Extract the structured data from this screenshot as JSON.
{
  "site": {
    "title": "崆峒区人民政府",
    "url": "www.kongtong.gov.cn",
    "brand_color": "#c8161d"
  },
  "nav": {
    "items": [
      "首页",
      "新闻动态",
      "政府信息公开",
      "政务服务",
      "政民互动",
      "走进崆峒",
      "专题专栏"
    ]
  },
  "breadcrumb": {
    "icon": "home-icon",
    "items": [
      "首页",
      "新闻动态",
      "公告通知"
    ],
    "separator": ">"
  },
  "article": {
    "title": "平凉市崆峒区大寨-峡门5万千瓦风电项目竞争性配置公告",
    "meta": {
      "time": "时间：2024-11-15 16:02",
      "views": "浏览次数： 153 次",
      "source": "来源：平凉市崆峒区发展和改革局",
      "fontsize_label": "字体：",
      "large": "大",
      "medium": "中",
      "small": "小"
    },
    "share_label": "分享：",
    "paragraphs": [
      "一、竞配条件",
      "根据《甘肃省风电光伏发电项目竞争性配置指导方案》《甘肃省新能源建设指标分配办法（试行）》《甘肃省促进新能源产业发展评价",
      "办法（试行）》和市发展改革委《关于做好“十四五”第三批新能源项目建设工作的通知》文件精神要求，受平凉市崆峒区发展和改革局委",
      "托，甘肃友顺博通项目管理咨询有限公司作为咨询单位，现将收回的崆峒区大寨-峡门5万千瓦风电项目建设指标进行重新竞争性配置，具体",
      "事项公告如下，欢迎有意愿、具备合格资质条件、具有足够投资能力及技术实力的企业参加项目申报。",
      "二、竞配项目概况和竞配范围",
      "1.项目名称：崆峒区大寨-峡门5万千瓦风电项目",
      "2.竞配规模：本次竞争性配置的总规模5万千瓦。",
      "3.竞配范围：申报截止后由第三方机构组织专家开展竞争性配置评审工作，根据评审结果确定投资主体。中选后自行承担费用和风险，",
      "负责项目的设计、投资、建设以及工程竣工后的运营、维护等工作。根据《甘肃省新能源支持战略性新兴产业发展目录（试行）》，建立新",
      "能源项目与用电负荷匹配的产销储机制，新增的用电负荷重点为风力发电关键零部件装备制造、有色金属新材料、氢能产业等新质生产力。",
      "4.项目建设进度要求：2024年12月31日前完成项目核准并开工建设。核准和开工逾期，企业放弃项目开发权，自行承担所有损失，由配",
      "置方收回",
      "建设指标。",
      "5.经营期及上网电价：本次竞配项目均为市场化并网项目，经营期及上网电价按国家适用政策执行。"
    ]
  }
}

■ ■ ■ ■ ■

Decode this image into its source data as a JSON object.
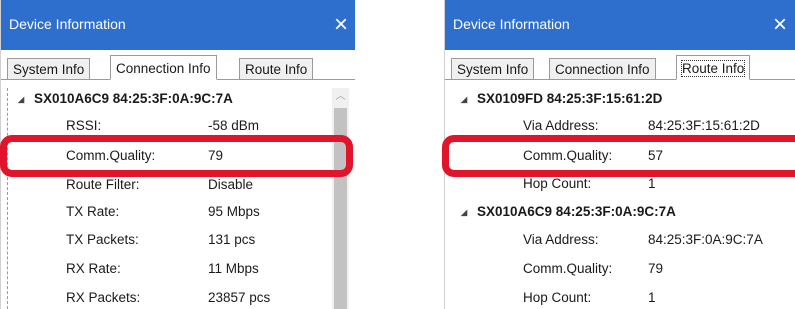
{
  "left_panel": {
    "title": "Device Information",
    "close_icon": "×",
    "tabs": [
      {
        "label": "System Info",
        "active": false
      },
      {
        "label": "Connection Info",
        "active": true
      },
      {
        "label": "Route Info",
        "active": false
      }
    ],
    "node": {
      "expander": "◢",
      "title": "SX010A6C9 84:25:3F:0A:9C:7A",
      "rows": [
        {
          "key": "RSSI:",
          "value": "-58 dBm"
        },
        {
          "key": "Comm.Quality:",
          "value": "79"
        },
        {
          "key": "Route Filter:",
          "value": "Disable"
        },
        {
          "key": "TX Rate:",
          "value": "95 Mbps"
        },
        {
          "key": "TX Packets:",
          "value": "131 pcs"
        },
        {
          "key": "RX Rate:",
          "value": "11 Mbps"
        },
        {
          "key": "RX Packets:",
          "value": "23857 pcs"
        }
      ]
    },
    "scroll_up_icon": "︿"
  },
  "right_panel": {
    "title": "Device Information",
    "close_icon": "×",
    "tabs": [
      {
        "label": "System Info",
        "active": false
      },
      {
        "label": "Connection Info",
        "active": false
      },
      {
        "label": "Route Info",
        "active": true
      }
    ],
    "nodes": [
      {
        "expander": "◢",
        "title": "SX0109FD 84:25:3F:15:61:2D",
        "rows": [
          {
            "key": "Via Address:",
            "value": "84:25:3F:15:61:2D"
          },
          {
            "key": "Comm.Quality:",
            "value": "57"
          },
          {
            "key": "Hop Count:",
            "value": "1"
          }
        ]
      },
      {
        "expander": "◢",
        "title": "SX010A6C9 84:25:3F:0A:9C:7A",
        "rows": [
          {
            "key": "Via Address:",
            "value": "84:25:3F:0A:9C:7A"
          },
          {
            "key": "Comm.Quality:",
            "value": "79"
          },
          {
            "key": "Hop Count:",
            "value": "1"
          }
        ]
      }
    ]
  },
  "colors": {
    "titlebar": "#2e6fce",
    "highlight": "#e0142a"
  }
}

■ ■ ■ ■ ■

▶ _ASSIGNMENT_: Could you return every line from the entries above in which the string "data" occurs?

▶ _EXERCISE RESPONSE_:
Extract the structured data from this screenshot as JSON.
Decode this image into its source data as a JSON object.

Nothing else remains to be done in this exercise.